Appellant has made two arguments in asserting that this statute is overbroad. First, she contends that a marijuana leaf design on various items was used to prove certain items were drug paraphernalia. Appellant agrues that persons may wish to buy such items for their symbolic expression of a desire to reform marijuana laws. Appellant's second contention is that advertising in the magazine High Times was used as evidence of whether an item was drug paraphernalia, and that as a result there was a "chilling effect" on the desire of retailers to carry the magazine since its advertising could result in a finding that other items which they carry would be labeled as drug paraphernalia.
High Times, or for that matter any other publication, is not barred by the Ordinance, however. Literature is not regulated; therefore, the Ordinance does not directly infringe noncommercial speech. Flip-side, U.S. at , 102 S.Ct. at 1192. Further "[a]lthough drug-related designs or names on cigarette papers may subject those items to regulation, [this] does not restrict speech as such, but simply regulates the commercial marketing of items that the labels reveal may be used for an illicit purpose." Id. Quite obviously, the presence of a drug related design on an object does not make it drug paraphernalia per se under Ordinance
[ 69 Pa. Commw.

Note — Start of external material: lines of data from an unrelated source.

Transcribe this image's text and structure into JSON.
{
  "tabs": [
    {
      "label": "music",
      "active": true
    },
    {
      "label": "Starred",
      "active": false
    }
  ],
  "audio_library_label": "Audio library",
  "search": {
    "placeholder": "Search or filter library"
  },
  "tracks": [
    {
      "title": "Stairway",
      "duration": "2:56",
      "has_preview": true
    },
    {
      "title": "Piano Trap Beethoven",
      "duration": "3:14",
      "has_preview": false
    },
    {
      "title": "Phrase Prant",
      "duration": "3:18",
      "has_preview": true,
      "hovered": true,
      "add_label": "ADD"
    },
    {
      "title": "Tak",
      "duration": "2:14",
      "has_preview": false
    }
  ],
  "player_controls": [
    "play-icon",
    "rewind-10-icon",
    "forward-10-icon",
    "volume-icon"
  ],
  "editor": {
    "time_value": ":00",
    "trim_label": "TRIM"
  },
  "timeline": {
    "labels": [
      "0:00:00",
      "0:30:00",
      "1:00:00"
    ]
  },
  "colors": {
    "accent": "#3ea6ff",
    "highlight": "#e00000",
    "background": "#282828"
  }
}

Page 841980]
-5, so there can be no fear that true symbolic speech is banned by the Ordinance.*fn14
Concerning the "chilling effect" on the distribution of High Times, it is quite clear from our prior description of the elements of Ordinance 1980-5 that the only retailers who must be concerned about the advertising in that magazine are those retailers who offer for sale items "knowing" that they will be used for illicit drugs. It is only they who run the risk that such items will be declared drug paraphernalia. Other retailers obviously have no reason to fear prosecution and should not be inhibited in any way by the Ordinance from selling High Times.*fn15
Therefore, we do not believe that Appellant was ineffectively represented by counsel since the asserted issue is without arguable merit.
The order of the Court of Common Pleas of Bucks County, dated March 10, 1981, is hereby affirmed.